(Material for this task begins)

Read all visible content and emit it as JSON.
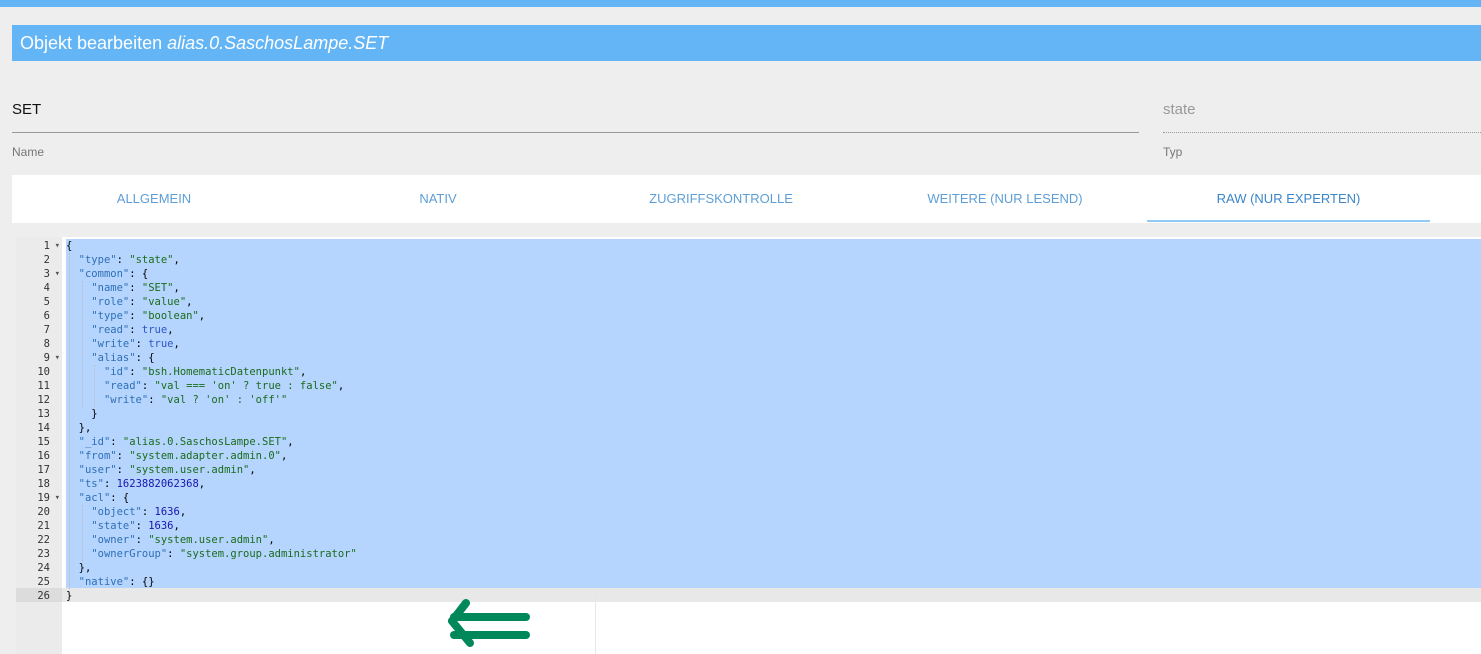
{
  "dialog": {
    "title_prefix": "Objekt bearbeiten",
    "object_id": "alias.0.SaschosLampe.SET"
  },
  "fields": {
    "name": {
      "value": "SET",
      "label": "Name"
    },
    "type": {
      "value": "state",
      "label": "Typ"
    }
  },
  "tabs": [
    {
      "label": "Allgemein",
      "active": false
    },
    {
      "label": "Nativ",
      "active": false
    },
    {
      "label": "Zugriffskontrolle",
      "active": false
    },
    {
      "label": "Weitere (nur lesend)",
      "active": false
    },
    {
      "label": "Raw (nur Experten)",
      "active": true
    }
  ],
  "editor": {
    "line_numbers": [
      "1",
      "2",
      "3",
      "4",
      "5",
      "6",
      "7",
      "8",
      "9",
      "10",
      "11",
      "12",
      "13",
      "14",
      "15",
      "16",
      "17",
      "18",
      "19",
      "20",
      "21",
      "22",
      "23",
      "24",
      "25",
      "26"
    ],
    "fold_lines": [
      1,
      3,
      9,
      19
    ],
    "lines": [
      "{",
      "  \"type\": \"state\",",
      "  \"common\": {",
      "    \"name\": \"SET\",",
      "    \"role\": \"value\",",
      "    \"type\": \"boolean\",",
      "    \"read\": true,",
      "    \"write\": true,",
      "    \"alias\": {",
      "      \"id\": \"bsh.HomematicDatenpunkt\",",
      "      \"read\": \"val === 'on' ? true : false\",",
      "      \"write\": \"val ? 'on' : 'off'\"",
      "    }",
      "  },",
      "  \"_id\": \"alias.0.SaschosLampe.SET\",",
      "  \"from\": \"system.adapter.admin.0\",",
      "  \"user\": \"system.user.admin\",",
      "  \"ts\": 1623882062368,",
      "  \"acl\": {",
      "    \"object\": 1636,",
      "    \"state\": 1636,",
      "    \"owner\": \"system.user.admin\",",
      "    \"ownerGroup\": \"system.group.administrator\"",
      "  },",
      "  \"native\": {}",
      "}"
    ]
  },
  "colors": {
    "accent": "#64b5f6",
    "selection": "#b5d5ff",
    "arrow": "#00875a"
  },
  "icons": {
    "fold": "chevron-down-icon",
    "annotation": "double-left-arrow-icon"
  }
}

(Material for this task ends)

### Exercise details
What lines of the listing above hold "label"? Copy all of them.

### Your response
      "label": "Name"
      "label": "Typ"
      "label": "Allgemein",
      "label": "Nativ",
      "label": "Zugriffskontrolle",
      "label": "Weitere (nur lesend)",
      "label": "Raw (nur Experten)",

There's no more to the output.